====== Exercise material

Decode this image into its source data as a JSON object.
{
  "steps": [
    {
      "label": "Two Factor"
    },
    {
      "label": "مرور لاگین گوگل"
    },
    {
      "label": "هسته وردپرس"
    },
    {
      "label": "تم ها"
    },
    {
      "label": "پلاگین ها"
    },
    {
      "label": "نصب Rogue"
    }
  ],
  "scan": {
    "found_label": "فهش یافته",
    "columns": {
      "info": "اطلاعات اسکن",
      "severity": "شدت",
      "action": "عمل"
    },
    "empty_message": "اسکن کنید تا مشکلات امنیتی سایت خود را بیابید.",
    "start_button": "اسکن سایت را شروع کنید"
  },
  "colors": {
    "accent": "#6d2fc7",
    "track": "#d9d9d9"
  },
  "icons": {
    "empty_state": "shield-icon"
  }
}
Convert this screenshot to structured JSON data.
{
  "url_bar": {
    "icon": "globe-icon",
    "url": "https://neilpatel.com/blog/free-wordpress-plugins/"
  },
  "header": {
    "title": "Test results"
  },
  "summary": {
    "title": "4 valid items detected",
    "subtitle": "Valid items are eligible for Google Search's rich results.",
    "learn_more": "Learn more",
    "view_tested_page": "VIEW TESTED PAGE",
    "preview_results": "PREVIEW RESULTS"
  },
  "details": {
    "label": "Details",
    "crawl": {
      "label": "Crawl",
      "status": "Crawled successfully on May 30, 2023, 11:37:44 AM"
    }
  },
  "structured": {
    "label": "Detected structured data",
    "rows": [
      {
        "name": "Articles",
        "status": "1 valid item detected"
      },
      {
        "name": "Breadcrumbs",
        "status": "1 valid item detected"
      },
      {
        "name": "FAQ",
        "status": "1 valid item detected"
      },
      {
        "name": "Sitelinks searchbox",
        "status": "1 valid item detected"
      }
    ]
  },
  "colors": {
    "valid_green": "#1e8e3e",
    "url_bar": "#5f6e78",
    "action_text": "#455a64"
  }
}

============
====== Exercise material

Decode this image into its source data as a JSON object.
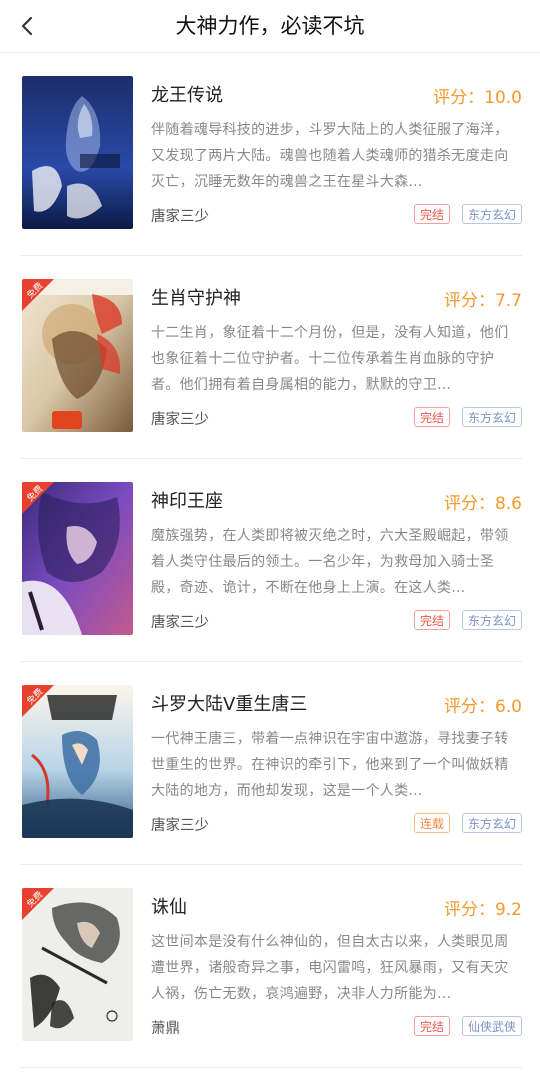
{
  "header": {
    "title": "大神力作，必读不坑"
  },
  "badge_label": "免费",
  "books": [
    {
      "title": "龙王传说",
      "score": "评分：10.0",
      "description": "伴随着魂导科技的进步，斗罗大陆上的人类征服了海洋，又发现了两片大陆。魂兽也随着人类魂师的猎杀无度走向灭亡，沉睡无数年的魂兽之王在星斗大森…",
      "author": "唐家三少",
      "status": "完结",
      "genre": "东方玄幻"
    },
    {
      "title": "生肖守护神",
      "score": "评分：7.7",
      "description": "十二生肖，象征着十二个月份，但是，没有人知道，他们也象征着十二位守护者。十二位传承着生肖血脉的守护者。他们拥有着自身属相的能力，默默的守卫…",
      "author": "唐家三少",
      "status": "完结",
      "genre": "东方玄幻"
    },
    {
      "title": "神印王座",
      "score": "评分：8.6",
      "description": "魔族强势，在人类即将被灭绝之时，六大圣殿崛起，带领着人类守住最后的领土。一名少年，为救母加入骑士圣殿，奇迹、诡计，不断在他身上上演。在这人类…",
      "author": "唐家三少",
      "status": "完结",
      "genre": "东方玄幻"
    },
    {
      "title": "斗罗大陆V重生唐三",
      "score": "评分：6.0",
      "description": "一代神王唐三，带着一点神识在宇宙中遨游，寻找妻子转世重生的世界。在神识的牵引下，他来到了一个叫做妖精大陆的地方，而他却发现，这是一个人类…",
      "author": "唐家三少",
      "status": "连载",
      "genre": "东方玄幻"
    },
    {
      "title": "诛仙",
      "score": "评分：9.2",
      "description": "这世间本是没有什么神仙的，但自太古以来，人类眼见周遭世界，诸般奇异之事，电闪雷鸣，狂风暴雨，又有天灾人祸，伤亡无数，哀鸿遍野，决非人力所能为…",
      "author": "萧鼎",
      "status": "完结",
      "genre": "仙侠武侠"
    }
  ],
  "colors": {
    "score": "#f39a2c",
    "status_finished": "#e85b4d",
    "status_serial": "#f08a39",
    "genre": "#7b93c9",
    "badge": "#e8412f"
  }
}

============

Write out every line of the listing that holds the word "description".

      "description": "伴随着魂导科技的进步，斗罗大陆上的人类征服了海洋，又发现了两片大陆。魂兽也随着人类魂师的猎杀无度走向灭亡，沉睡无数年的魂兽之王在星斗大森…",
      "description": "十二生肖，象征着十二个月份，但是，没有人知道，他们也象征着十二位守护者。十二位传承着生肖血脉的守护者。他们拥有着自身属相的能力，默默的守卫…",
      "description": "魔族强势，在人类即将被灭绝之时，六大圣殿崛起，带领着人类守住最后的领土。一名少年，为救母加入骑士圣殿，奇迹、诡计，不断在他身上上演。在这人类…",
      "description": "一代神王唐三，带着一点神识在宇宙中遨游，寻找妻子转世重生的世界。在神识的牵引下，他来到了一个叫做妖精大陆的地方，而他却发现，这是一个人类…",
      "description": "这世间本是没有什么神仙的，但自太古以来，人类眼见周遭世界，诸般奇异之事，电闪雷鸣，狂风暴雨，又有天灾人祸，伤亡无数，哀鸿遍野，决非人力所能为…",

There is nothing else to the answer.